Whether you or someone you know has a problem with alcohol or substance abuse, there is help out there no matter how big or small the problem.
The Army Substance Abuse Program at Fort Bragg, currently offers five different programs to help tackle the problems associated with substance abuse as part of the Army’s Ready and Resilient campaign.
At the beginning of the year, Fort Bragg began their Ready and Resilient campaign, geared towards the comprehensive health care of its Soldiers, Family members, and civilians, so they can deal with the challenges of a demanding career.
The programs offered through ASAP aim to strengthen the mental fitness of the force, and encourage Soldiers and Family members to seek assistance without feeling stigmatized. Fort Bragg ASAP offers clinical services, substance abuse prevention and training, drug testing and processing, a Risk Reduction Program, and the Employee Assistance Program.
The clinical program provides evaluation and rehabilitation services for Soldiers experiencing substance abuse and addiction issues. ASAP employees provide training and awareness for the prevention of substance abuse to units across Fort Bragg as part of the prevention and training program. Fort Bragg ASAP facilitates the drug testing of Soldiers and civilian employees through their testing and processing program.
The Risk Reduction Program provides commanders the tools to identify and reduce 14, high-risk behaviors such as, substance abuse, suicide, spousal or child abuse, absent without leave, sexually transmitted diseases, and accidents.
Through the Employee Assistance Program, Fort Bragg ASAP provides screening and referral services for Department of the Army civilians and Family members, as well as consultation to management.
“Unfortunately, if we wait to the point where we have to be referred, then sometimes a lot of damage has already been done in our lives, personally or professionally, and sometimes it’s hard to undo those things,” said Pat Rolleri, prevention coordinator, Fort Bragg ASAP. “It’s never too late, but we encourage people to get help before it gets to that point.”
In the last year, Fort Bragg ASAP reports that there were a total of 212 incidences of driving under the influence — 108 on post and 104 off post.
According to Fort Bragg Master Policy 111, which supplements Army Directive 2012-07 (administrative processing for separation of Soldiers for alcohol or other drug abuse), it requires a mandatory initiation of administrative separation for drug and alcohol related offenses. A flag will be imposed and administrative separation proceedings initiated within five calendar days of credible information that the Soldier drove with a blood alcohol content of .08 or greater. Proceeding will also be initiated if the Soldier is under 21 years old and has any alcohol in their system; refuses to take a blood alcohol test; is involved in a serious alcohol related offense that is punishable under the Uniformed Code of Military Justice by confinement exceeding one year; or if they are found to have used, distributed or been in possession of illegal drugs, substances or paraphernalia.

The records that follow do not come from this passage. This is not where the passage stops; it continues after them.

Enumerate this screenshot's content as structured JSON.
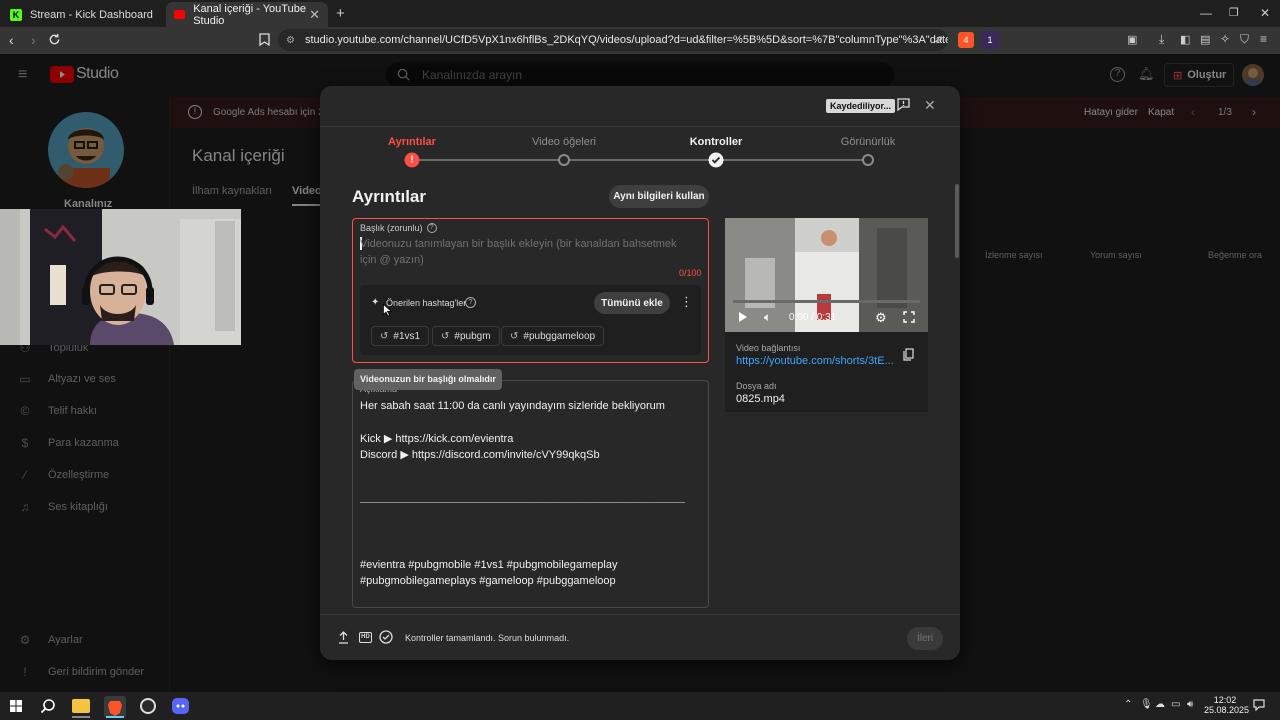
{
  "browser": {
    "tabs": [
      {
        "title": "Stream - Kick Dashboard"
      },
      {
        "title": "Kanal içeriği - YouTube Studio"
      }
    ],
    "url": "studio.youtube.com/channel/UCfD5VpX1nx6hflBs_2DKqYQ/videos/upload?d=ud&filter=%5B%5D&sort=%7B\"columnType\"%3A\"date\"%2C\"sortOrder...",
    "badges": {
      "shield": "4",
      "alert": "1"
    }
  },
  "studio": {
    "logo": "Studio",
    "search_placeholder": "Kanalınızda arayın",
    "create_label": "Oluştur",
    "channel_label": "Kanalınız",
    "page_title": "Kanal içeriği",
    "tabs": [
      "İlham kaynakları",
      "Videol"
    ],
    "banner_text": "Google Ads hesabı için 2 Ad",
    "banner_actions": {
      "fix": "Hatayı gider",
      "close": "Kapat",
      "page": "1/3"
    },
    "columns": [
      "İzlenme sayısı",
      "Yorum sayısı",
      "Beğenme ora"
    ],
    "sidebar": [
      {
        "label": "Topluluk",
        "icon": "community-icon"
      },
      {
        "label": "Altyazı ve ses",
        "icon": "subtitles-icon"
      },
      {
        "label": "Telif hakkı",
        "icon": "copyright-icon"
      },
      {
        "label": "Para kazanma",
        "icon": "dollar-icon"
      },
      {
        "label": "Özelleştirme",
        "icon": "magic-wand-icon"
      },
      {
        "label": "Ses kitaplığı",
        "icon": "audio-library-icon"
      }
    ],
    "sidebar_bottom": [
      {
        "label": "Ayarlar",
        "icon": "gear-icon"
      },
      {
        "label": "Geri bildirim gönder",
        "icon": "feedback-icon"
      }
    ]
  },
  "dialog": {
    "saving": "Kaydediliyor...",
    "steps": [
      {
        "label": "Ayrıntılar",
        "state": "error"
      },
      {
        "label": "Video öğeleri",
        "state": "pending"
      },
      {
        "label": "Kontroller",
        "state": "done"
      },
      {
        "label": "Görünürlük",
        "state": "pending"
      }
    ],
    "section_title": "Ayrıntılar",
    "reuse_button": "Aynı bilgileri kullan",
    "title_field": {
      "label": "Başlık (zorunlu)",
      "placeholder": "Videonuzu tanımlayan bir başlık ekleyin (bir kanaldan bahsetmek için @ yazın)",
      "counter": "0/100"
    },
    "hashtags": {
      "label": "Önerilen hashtag'ler",
      "add_all": "Tümünü ekle",
      "items": [
        "#1vs1",
        "#pubgm",
        "#pubggameloop"
      ]
    },
    "tooltip": "Videonuzun bir başlığı olmalıdır",
    "description_label": "Açıklama",
    "description_lines": [
      "Her sabah saat 11:00 da canlı yayındayım sizleride bekliyorum",
      "",
      "Kick ▶ https://kick.com/evientra",
      "Discord ▶ https://discord.com/invite/cVY99qkqSb",
      "",
      "",
      "______________________________________________________________________________",
      "",
      "",
      "",
      "#evientra #pubgmobile #1vs1 #pubgmobilegameplay",
      "#pubgmobilegameplays #gameloop #pubggameloop"
    ],
    "preview": {
      "time": "0:00 / 0:31",
      "progress": 0,
      "link_label": "Video bağlantısı",
      "link": "https://youtube.com/shorts/3tE...",
      "file_label": "Dosya adı",
      "file": "0825.mp4"
    },
    "footer": {
      "status": "Kontroller tamamlandı. Sorun bulunmadı.",
      "next": "İleri",
      "hd": "HD"
    }
  },
  "taskbar": {
    "time": "12:02",
    "date": "25.08.2025"
  },
  "colors": {
    "error": "#ff4e45",
    "link": "#3ea6ff",
    "accent_red": "#ff0000"
  }
}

“Today you realize you have a problem. If you don’t do anything about it, there’s a very good chance there’s going to be an incident, and then your command is going to realize you have a problem, and you’ll be command referred,” said Marci Curry, risk reduction program coordinator, Fort Bragg ASAP.
“Fort Bragg Master Policy 111 states that one incident, one DUI, and your military career may be over. Your command will begin chapter initiation,” Curry explained.
The message is clear, get help voluntarily before an incident occurs and you are command referred, and face the possibility of losing your career.
If you, or someone you know are struggling with an alcohol or substance abuse problem, seek help. ASAP services are not only available to Soldiers and Department of the Army civilians, but they extend to their Family members as well.
If you would like more information regarding Army Substance Abuse Program services offered at Fort Bragg, call 396-4100, or visit one of the four new centers opening on the installation.